#### [Problem requirements]
In the records below, find each line holding the word "code" and copy it.
○ ○ ○ ○ ○
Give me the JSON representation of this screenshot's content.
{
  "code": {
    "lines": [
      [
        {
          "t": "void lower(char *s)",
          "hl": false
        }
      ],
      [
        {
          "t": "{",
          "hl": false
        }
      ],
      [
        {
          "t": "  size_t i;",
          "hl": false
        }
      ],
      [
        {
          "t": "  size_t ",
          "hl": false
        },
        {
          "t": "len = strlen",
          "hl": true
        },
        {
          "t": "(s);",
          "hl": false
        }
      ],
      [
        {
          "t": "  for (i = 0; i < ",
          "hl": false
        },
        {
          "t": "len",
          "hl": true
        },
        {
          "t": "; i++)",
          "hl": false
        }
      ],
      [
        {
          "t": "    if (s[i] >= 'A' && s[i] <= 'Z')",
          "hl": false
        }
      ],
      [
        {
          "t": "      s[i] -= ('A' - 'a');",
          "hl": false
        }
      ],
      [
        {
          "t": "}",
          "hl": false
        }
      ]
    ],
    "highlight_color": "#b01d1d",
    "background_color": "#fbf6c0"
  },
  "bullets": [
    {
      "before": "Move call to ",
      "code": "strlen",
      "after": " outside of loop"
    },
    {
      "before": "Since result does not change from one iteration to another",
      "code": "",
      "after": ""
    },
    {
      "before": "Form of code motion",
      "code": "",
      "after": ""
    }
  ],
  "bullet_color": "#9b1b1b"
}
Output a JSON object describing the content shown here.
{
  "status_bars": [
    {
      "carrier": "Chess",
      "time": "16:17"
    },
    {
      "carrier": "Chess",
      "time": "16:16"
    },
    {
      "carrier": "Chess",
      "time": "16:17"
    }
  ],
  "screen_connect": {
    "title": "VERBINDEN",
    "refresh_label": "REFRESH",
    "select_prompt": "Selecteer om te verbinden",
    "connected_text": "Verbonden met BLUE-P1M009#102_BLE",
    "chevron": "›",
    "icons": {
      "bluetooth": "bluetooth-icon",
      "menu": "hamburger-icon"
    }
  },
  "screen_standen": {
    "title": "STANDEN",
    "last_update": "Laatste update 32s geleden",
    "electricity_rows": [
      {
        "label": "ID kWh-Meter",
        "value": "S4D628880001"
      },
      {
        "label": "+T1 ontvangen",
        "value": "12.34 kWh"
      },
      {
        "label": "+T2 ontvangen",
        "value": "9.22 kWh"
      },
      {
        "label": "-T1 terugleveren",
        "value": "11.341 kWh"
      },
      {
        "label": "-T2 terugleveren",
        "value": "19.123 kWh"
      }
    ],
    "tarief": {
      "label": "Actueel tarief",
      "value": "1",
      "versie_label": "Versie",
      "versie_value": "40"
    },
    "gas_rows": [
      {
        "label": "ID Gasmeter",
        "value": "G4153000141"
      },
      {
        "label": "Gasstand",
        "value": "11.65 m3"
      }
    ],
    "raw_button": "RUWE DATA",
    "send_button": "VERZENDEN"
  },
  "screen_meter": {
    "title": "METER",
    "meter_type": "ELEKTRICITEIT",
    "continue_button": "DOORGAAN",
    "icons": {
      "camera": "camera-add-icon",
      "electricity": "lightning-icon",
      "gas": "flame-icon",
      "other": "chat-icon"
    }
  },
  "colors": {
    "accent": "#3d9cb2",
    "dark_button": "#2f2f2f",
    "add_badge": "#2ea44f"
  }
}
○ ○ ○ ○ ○
#### [Your solution]
  "code": {
      "code": "strlen",
      "code": "",
      "before": "Form of code motion",
      "code": "",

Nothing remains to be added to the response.